No Secret Sins


“The character Of David was singularly rich in fine qualities, but it was also marked by a few flaring defects. One was, proneness to animal indulgence; another, the occasional absence of straightforwardness. These were the very defects which his children copied.” -- Matthew Henry

In the time when the kings go to war David stayed behind. We are not told why, but we are told that he did, an indication that he shouldn’t have. As the infamous story goes, this is when he sees Bathsheba cleansing herself from her time of monthly uncleanness. A time, he should have known, that made her particularly available for pregnancy. Dominated by lust, he enlists the aid of his agents to apprehend her for his indulgence. After the news of her pregnancy, a plan is devised and Joab is commissioned to bring her husband Uriah home from battle. The plan is simple: have the war-beaten Uriah spend an enjoyable night at home so that his wife’s pregnancy is welcomed and not suspicious news.

But Uriah is an honorable man. After two nights of flattery and the offer of home, Uriah is determined not to partake of peacetime creature comforts while his men are at war.

Seeing no hope for his plan, David sends Uriah back to war with a letter for Joab, a letter that is Uriah’s death sentence. In the letter are instructions for Uriah to be sent to the frontlines of the most fierce fighting and then have the men back away from him. Instructions which must have been suspicious if not obvious to the other soldiers.

When David was told that Joab lead a group of men too close to the Ammonite walls, causing many of them to be struck with arrows, Joab reminds David that this was the cost of having Uriah killed. Not only were David’s hands guilty with Uriah’s murder, but he conscripted others into his fevered lusts, wrecking the lives of many with his “secret” sins.

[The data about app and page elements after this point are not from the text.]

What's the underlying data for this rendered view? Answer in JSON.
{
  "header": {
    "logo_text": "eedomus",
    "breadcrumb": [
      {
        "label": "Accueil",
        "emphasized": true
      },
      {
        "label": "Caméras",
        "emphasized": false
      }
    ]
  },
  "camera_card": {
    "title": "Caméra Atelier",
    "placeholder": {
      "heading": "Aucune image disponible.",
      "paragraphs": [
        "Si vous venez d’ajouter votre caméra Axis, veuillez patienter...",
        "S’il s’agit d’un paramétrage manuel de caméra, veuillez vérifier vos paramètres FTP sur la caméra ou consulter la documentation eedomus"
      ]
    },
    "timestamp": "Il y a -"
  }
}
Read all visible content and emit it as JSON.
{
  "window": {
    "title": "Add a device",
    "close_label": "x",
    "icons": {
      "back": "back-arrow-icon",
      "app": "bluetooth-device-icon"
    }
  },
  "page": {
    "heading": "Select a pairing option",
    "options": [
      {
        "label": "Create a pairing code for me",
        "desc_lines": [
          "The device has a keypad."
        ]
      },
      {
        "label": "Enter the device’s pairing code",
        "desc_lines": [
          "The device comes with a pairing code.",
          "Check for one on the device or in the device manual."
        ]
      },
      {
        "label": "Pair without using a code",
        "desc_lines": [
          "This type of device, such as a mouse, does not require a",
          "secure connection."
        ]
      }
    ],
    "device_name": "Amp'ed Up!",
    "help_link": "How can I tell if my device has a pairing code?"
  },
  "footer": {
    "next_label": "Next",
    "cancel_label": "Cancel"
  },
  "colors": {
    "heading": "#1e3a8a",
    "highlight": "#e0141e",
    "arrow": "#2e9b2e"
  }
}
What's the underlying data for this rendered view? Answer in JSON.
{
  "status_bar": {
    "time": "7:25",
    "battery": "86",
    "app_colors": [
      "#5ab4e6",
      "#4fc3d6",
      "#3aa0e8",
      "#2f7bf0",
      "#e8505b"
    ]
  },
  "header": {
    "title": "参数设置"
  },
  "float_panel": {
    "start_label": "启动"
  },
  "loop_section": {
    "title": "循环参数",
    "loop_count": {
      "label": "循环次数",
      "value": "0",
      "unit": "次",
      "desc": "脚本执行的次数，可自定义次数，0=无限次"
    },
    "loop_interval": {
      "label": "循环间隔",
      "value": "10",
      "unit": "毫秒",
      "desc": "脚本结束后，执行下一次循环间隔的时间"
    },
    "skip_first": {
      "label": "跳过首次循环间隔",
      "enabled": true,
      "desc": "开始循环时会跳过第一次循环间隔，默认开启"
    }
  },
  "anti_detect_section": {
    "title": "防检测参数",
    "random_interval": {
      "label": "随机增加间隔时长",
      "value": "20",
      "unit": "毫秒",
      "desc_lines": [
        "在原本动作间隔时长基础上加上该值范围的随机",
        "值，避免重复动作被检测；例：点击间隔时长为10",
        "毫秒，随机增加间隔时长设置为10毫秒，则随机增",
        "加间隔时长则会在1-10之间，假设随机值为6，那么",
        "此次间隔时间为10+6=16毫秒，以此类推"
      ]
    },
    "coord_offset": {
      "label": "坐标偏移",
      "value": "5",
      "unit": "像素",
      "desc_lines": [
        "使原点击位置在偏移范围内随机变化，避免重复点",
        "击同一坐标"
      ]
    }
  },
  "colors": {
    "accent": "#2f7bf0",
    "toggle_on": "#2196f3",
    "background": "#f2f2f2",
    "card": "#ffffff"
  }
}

How easily and quickly lust can take us to a place we thought we would never be. The idle hands of a king that should have been protecting his people, instead wrought fierce destruction against his own kingdom and his own home.

Enter Nathan the prophet, sent by the Lord we are told, to take the veil of lust off of David’s eyes. With the power of story, Nathan describes to David a wicked character: a rich man who will not depart from the slightest portion of his wealth (a meal) and instead takes all of a poorer man’s treasured possession. David sees the character rightly–gruesome, callous, devouring, and monstrous, but he doesn’t see that the character is himself until Nathan calls him out.

Sin is deceiver, convincing you that you are a different character in the story. Sin persuades you to think that you are misunderstood, that your intentions were not to harm others, and that you were desperate for relief. But sin is a liar. The Lord must be the one to name our sins rightly, revealing which character we truly are. If you are caught in the grip of lust, concealing your indulgences, using others as a utilities, then you are on the side of evil. There is hope for you, but be under no illusion as to which character you are when your obedience is to the flesh.

Sin is never isolated strictly to the sinner. Like radiation, it poisons those around it, even if they are unaware of what is happening or where it is coming from. Getting rid of Uriah, concealing the evidence, hiding behind walls and doors or cleared search histories cannot seal up the effects of sin. For David, this meant that “the sword would never depart from his house” (2 Sam 12:10), a consequence that plagued the rest of his life.

God is a total Redeemer and can make all things clean. But He is also holy and will not be mocked. Your sins, even if forgiven, will often carry lifelong consequences. The wise man ends his life with a lot less scars than the fool by turning away from sin and clinging to Christ as quickly as possible.